Pick out and copy every line below that has the word "user".

Segment Start: Records supplied

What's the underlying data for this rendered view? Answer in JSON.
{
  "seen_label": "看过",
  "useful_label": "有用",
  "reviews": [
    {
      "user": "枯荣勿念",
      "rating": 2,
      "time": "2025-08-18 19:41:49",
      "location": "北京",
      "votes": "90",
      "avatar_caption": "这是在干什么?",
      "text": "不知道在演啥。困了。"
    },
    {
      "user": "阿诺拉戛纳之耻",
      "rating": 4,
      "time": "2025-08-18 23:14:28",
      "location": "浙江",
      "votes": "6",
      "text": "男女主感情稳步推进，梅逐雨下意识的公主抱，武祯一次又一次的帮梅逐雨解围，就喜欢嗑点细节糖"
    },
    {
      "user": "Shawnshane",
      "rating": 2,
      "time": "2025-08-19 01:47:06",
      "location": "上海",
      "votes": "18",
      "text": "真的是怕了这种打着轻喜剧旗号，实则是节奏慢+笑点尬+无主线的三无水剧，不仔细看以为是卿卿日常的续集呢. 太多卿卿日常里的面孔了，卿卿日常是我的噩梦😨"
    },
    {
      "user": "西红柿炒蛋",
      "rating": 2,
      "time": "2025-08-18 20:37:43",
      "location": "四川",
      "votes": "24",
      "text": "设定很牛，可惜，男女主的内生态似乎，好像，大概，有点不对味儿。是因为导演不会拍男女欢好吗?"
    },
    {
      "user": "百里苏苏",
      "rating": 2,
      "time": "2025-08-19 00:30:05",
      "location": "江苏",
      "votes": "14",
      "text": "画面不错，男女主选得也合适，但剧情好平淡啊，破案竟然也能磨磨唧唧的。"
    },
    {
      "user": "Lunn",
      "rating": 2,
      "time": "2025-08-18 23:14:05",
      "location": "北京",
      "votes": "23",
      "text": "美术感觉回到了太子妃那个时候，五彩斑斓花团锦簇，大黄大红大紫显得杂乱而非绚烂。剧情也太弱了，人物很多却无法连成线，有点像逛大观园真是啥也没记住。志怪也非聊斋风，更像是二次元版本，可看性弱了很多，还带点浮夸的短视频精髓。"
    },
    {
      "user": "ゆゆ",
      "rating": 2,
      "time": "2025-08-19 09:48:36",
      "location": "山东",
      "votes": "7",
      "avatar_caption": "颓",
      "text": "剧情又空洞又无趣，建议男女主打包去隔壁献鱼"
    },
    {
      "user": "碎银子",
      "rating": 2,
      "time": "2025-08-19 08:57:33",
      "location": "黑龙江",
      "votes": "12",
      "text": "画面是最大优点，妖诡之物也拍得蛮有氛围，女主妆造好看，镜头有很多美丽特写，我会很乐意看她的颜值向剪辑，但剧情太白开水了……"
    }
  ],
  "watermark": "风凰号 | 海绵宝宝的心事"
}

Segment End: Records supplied
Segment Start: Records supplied

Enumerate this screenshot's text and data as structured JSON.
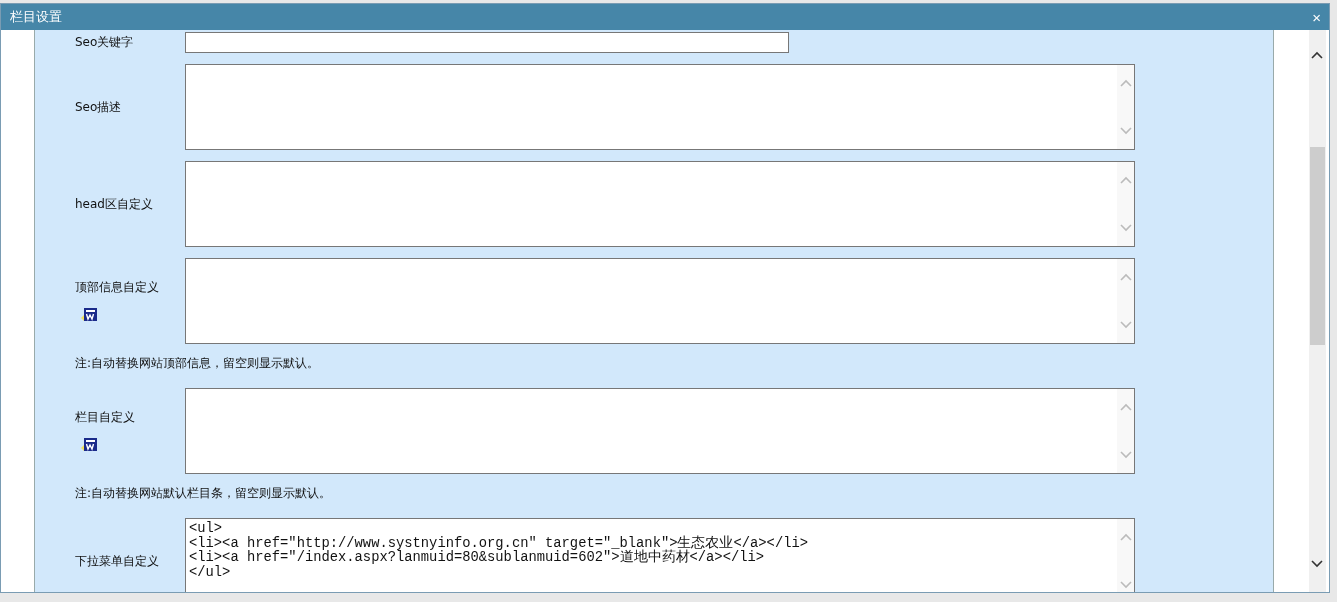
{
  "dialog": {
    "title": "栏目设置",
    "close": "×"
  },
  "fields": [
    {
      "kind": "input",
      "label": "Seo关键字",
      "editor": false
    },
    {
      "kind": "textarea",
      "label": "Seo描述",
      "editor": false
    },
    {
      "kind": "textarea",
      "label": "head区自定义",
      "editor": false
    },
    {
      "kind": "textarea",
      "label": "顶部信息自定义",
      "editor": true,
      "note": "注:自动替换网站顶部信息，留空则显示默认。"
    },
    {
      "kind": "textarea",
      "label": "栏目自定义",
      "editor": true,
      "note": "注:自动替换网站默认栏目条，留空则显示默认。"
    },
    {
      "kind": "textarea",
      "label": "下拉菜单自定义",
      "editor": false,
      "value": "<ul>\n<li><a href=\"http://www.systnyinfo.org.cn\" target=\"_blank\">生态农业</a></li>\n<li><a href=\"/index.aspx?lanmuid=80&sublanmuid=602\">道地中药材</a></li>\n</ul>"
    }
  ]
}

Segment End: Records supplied

### Output of the task
      "user": "枯荣勿念",
      "user": "阿诺拉戛纳之耻",
      "user": "Shawnshane",
      "user": "西红柿炒蛋",
      "user": "百里苏苏",
      "user": "Lunn",
      "user": "ゆゆ",
      "user": "碎银子",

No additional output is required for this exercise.